● **ENTRIES SHOWN**:
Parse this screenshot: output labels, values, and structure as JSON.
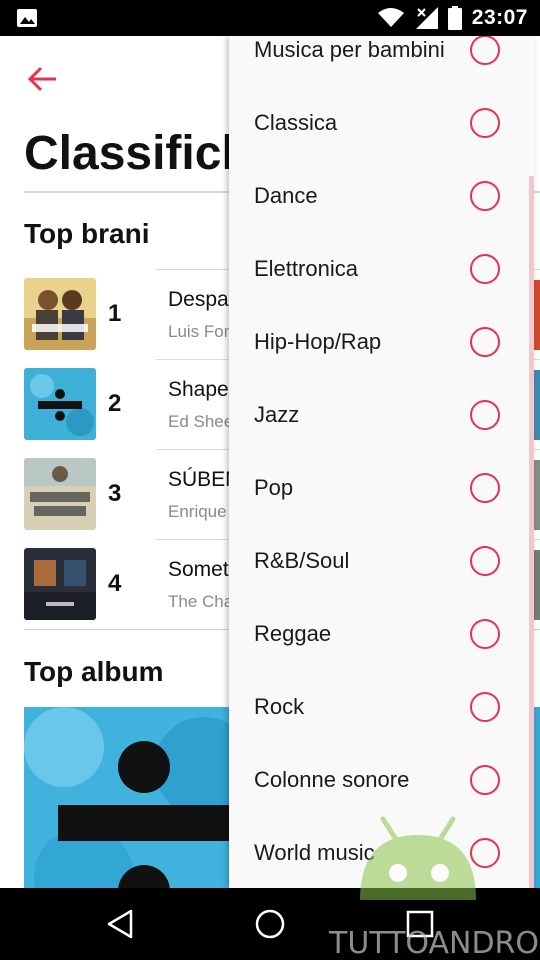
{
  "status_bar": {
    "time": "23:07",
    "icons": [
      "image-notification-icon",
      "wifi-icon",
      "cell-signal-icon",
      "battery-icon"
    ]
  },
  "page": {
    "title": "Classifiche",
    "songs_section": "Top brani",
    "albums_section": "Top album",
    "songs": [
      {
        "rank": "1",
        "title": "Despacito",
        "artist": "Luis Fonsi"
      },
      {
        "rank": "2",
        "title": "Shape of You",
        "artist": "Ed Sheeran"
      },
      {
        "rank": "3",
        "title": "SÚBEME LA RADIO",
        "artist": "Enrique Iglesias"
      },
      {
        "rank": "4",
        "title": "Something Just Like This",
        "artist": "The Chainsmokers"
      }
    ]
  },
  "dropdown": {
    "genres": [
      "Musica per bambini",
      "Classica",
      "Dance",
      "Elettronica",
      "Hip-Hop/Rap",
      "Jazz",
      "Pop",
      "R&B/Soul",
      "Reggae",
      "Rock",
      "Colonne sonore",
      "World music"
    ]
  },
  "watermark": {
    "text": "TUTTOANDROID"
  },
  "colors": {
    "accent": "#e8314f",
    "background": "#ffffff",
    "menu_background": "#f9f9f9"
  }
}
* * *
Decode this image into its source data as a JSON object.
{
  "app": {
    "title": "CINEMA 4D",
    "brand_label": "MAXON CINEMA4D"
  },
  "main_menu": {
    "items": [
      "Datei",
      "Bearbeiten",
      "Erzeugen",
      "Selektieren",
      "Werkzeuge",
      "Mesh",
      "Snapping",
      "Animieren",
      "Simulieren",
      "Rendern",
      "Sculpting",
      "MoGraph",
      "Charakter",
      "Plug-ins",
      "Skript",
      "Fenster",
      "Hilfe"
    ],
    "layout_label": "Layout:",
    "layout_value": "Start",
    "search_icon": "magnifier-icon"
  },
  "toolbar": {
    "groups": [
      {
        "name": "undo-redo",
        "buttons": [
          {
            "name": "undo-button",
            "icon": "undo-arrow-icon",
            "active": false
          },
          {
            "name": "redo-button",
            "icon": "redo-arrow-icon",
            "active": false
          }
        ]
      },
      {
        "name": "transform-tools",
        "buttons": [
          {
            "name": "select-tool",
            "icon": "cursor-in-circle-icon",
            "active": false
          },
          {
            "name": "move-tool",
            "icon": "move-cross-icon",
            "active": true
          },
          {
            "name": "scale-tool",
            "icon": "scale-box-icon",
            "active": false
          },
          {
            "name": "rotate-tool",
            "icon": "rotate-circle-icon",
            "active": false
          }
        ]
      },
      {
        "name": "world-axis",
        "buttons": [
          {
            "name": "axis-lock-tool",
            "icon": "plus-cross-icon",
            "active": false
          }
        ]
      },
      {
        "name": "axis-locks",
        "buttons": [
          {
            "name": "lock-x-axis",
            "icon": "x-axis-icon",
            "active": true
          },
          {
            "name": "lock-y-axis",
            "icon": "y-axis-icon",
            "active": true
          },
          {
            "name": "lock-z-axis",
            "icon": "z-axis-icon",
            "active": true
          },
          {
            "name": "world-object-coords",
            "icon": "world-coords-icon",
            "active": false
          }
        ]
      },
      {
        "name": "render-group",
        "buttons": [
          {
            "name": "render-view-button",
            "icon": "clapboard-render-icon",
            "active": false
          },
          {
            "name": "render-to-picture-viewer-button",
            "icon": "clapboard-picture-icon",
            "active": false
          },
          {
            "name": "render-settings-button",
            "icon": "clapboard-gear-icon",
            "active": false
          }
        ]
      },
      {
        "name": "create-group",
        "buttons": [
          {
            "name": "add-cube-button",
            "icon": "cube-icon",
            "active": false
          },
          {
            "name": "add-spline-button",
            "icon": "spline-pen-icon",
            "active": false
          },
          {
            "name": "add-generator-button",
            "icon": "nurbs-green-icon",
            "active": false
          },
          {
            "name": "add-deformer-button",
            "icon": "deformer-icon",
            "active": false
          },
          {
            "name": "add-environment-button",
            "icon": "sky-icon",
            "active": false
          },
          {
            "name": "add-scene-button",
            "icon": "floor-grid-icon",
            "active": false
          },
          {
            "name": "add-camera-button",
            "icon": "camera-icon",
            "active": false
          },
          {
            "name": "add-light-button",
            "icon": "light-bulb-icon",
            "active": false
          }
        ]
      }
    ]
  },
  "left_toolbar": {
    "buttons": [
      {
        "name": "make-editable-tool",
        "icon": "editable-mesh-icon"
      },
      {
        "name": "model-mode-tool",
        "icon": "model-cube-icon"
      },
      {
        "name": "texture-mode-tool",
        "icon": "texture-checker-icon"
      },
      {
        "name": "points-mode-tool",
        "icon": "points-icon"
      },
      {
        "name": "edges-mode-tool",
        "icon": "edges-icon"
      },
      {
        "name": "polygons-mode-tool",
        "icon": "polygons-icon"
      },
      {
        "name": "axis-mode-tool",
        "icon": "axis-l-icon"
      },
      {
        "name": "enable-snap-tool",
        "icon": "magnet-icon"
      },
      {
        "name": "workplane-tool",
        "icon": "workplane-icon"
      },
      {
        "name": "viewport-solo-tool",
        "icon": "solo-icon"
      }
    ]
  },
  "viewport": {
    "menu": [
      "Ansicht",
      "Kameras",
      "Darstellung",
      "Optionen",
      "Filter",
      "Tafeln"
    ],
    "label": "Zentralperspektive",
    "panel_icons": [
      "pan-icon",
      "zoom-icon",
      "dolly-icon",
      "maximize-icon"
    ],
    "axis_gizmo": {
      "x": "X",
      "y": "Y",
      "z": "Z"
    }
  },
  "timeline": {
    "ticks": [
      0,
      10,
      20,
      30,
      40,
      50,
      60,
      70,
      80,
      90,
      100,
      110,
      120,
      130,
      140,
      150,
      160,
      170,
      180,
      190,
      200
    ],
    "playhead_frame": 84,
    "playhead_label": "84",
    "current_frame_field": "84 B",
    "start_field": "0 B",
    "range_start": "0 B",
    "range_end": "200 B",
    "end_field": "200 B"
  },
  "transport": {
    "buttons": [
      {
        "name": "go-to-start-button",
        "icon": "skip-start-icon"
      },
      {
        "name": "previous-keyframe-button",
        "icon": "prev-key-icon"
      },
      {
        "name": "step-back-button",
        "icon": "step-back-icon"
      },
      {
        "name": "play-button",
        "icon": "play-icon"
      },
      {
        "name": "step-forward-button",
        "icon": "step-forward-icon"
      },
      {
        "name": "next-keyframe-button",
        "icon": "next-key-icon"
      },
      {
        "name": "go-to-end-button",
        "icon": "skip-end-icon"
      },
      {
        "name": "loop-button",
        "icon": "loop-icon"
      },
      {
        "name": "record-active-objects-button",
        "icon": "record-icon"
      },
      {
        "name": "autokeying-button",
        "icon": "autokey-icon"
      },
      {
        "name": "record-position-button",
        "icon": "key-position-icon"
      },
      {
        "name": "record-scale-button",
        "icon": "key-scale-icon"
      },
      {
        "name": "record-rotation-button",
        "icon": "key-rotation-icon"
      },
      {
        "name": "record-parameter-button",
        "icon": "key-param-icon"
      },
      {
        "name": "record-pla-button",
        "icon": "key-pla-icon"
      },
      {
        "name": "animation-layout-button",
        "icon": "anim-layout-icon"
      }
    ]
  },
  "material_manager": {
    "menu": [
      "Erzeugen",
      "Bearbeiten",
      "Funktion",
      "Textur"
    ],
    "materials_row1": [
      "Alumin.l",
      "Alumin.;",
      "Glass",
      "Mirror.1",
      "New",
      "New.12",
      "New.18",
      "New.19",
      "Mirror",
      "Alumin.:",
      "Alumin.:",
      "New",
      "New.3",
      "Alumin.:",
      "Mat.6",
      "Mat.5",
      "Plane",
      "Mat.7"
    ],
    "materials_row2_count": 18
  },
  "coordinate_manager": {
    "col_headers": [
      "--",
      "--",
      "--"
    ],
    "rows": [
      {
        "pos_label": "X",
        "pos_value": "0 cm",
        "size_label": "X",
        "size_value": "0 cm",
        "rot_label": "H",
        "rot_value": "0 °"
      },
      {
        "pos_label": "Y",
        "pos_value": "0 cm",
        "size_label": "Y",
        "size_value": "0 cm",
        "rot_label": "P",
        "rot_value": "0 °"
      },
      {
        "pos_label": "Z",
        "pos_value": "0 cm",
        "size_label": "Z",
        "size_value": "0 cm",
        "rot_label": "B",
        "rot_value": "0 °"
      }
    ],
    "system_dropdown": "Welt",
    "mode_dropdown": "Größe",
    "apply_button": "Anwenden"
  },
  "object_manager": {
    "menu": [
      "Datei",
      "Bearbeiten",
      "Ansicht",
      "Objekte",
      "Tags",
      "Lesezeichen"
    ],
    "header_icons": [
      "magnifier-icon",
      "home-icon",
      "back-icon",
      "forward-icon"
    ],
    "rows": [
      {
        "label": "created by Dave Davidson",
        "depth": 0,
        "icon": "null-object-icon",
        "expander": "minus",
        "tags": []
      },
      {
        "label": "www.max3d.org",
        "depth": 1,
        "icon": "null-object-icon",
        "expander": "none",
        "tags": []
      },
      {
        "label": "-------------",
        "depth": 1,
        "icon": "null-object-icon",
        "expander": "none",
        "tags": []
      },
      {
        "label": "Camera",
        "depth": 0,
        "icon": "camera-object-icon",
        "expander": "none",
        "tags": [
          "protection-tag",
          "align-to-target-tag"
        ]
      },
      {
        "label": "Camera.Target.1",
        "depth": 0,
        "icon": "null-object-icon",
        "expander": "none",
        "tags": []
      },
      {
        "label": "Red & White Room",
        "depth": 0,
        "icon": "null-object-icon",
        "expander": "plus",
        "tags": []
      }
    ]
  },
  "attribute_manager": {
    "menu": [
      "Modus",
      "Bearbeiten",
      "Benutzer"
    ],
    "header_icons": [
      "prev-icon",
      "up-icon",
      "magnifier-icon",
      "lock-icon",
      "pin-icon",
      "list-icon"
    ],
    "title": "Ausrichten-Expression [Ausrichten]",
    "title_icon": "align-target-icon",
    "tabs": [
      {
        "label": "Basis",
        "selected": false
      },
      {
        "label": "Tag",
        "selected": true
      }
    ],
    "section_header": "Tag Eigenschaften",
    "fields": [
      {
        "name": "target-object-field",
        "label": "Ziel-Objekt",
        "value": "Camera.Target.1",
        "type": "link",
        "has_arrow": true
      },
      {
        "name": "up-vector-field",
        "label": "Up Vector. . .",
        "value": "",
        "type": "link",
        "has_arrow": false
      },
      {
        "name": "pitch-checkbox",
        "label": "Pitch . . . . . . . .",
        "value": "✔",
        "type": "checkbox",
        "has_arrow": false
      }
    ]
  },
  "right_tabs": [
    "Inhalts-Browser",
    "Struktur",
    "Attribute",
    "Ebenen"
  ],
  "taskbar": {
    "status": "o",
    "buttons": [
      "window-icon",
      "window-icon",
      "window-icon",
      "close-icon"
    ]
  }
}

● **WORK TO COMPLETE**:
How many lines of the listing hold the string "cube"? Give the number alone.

● **ANSWER TO THIS EXERCISE**:
3